Beginning June 1st:We’ll start setting prices in the Marketplace, and Shopkeepers will receive a 10% commission off the final retail prices from all Marketplace sales. This change provides our shoppers with consistent pricing that’s competitive with other online retail stores. It also allows us to better invest in a quality retail experience and continued growth… With the Marketplace, we spend a great deal of resources to drive quality traffic through marketing and search engine marketing.
So now they set the retail price of our designs in their marketplace and we only get 10% of the commission. So as you can see from the above example, they are charging $28 for the same shirt I charge $23.99. Now instead of a $4 commission I am only getting $2.80 and they are getting a $5.20 profit on top of their base $19.99. What’s more, they can undercut our retail price as well encouraging people to buy from the marketplace versus from us, thus causing a loss in commissions as well. In the beginning we figured it would be ok because we would make up the difference in volume as they were updating the search algorithm thus driving more sales. In fact the opposite happened. Sales since June have dropped off considerably in the marketplace.
We spend money on Google Ad Words to drive traffic directly to wacksack.com but being on a limited budget it’s not much and we certainly can’t compete with what a company the size of Cafepress can do. Besides their shear size means they will take up most if not all of the first page of search results. Even when I do a specific search on Google of “cornhole ‘got hole’ tshirt”, you have to go through four pages of mostly Cafepress links to get to one that has WackSack in it. The best analogy of the situation would be renting kiosk space from Walmart but they put you in the back of the store while promoting and selling your products in the front. It’s too hard to compete.

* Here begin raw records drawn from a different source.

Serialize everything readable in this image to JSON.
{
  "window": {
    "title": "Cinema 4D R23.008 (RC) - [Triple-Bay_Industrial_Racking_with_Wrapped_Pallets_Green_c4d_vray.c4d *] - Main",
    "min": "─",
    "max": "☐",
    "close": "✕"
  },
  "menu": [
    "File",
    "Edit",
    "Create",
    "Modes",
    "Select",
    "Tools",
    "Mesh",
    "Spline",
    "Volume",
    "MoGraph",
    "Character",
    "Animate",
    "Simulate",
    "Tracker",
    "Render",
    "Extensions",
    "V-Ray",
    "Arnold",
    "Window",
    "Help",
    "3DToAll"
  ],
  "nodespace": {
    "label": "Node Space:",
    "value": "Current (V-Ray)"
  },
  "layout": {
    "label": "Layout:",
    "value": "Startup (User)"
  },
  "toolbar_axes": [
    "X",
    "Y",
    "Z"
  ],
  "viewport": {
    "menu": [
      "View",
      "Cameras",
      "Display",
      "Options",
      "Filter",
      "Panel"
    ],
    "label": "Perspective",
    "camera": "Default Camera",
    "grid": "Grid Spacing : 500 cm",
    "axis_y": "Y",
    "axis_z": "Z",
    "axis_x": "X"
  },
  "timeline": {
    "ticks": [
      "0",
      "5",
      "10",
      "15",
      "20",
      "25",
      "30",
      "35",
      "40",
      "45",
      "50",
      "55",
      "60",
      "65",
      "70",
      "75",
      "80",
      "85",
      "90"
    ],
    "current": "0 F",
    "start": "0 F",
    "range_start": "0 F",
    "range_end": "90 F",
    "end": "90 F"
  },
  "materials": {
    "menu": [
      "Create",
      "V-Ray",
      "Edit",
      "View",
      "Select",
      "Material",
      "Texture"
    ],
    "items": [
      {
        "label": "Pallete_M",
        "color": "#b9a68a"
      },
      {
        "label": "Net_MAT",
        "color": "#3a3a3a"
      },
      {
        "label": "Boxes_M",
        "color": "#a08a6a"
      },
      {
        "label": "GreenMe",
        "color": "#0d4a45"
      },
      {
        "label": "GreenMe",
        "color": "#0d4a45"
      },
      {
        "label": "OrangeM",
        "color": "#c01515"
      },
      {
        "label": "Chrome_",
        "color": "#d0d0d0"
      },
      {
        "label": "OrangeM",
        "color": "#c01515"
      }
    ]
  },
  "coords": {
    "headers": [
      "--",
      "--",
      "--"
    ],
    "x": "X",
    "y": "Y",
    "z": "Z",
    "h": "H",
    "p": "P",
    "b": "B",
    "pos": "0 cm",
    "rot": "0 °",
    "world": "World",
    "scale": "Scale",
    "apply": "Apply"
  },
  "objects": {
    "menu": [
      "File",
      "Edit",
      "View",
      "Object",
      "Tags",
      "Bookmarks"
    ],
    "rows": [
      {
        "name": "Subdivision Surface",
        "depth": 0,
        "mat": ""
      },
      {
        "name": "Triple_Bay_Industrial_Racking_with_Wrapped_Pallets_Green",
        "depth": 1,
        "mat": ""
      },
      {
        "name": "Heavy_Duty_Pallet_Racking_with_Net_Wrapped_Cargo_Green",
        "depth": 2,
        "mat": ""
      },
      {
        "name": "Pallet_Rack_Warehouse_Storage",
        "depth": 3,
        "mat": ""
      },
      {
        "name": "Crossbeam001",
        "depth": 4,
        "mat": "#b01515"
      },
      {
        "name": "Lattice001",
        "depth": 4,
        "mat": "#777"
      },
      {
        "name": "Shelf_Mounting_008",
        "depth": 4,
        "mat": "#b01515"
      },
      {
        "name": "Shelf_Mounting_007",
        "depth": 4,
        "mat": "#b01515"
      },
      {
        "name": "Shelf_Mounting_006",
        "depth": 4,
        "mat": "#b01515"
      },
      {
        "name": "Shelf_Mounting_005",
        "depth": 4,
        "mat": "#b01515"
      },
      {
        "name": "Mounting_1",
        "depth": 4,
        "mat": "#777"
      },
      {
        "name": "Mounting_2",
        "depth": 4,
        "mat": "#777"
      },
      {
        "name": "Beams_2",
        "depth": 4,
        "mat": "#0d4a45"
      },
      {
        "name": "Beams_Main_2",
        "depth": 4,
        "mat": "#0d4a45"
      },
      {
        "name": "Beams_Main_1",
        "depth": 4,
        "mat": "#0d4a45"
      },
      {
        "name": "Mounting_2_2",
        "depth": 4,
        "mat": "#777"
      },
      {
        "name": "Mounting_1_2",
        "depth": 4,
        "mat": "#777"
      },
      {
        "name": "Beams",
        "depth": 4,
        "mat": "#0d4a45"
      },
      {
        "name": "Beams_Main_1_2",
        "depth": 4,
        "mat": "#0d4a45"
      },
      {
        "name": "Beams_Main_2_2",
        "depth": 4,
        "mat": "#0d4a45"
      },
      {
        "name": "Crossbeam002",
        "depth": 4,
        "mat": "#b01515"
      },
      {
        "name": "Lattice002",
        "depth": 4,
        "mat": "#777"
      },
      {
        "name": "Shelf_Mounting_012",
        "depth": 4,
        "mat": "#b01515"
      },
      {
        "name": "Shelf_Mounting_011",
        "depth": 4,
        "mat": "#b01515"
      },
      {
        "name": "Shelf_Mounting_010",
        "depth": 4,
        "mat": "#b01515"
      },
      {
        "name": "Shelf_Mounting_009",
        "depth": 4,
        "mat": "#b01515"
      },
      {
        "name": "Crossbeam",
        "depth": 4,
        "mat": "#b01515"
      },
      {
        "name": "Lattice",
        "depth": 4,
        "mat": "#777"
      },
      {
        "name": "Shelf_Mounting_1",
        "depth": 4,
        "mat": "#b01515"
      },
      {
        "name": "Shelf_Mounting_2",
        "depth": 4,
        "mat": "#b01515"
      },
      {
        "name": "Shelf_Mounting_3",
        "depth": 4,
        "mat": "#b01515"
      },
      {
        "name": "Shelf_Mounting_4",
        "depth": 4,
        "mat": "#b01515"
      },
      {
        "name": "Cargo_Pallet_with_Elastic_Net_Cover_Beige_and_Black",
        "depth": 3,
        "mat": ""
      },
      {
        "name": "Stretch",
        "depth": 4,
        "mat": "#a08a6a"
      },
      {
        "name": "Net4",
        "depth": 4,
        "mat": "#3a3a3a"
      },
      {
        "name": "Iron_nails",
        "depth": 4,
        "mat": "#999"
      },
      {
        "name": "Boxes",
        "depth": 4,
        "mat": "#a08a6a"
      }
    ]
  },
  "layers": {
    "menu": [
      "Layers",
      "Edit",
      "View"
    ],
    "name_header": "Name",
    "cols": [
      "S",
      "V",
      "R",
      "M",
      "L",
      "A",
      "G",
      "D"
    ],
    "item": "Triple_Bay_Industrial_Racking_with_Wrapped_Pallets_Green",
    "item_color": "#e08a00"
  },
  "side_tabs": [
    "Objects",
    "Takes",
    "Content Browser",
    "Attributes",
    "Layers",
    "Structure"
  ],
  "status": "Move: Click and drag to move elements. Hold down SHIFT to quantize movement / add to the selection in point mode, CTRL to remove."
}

So now we have to make a decision. The first obvious response is to remove the ability of CP to sell our designs in their marketplace. This may move us up in the search rankings. The few sales the marketplace has been making won’t be missed, but we keep holding out hope that the algorithm will finally kick in.
The bigger and more drastic decision is whether or not to drop using Cafepress all together and go with a competitor like Spreadshirt or Zazzle. This is like a divorce because the decision will invariably mean a lot of time, effort and angst. Between work and trying to post a few times a week, my time is limited as it is. The thought of redoing all those countless hours to remake our site somewhere else is not something we are looking forward to.
I know there are webcomic writers that host their own stores. Do you use a Print on Demand service? Which one? Good and Bad?
Follow me via TWITTER updates. or you can share this cartoon by clicking one of the below.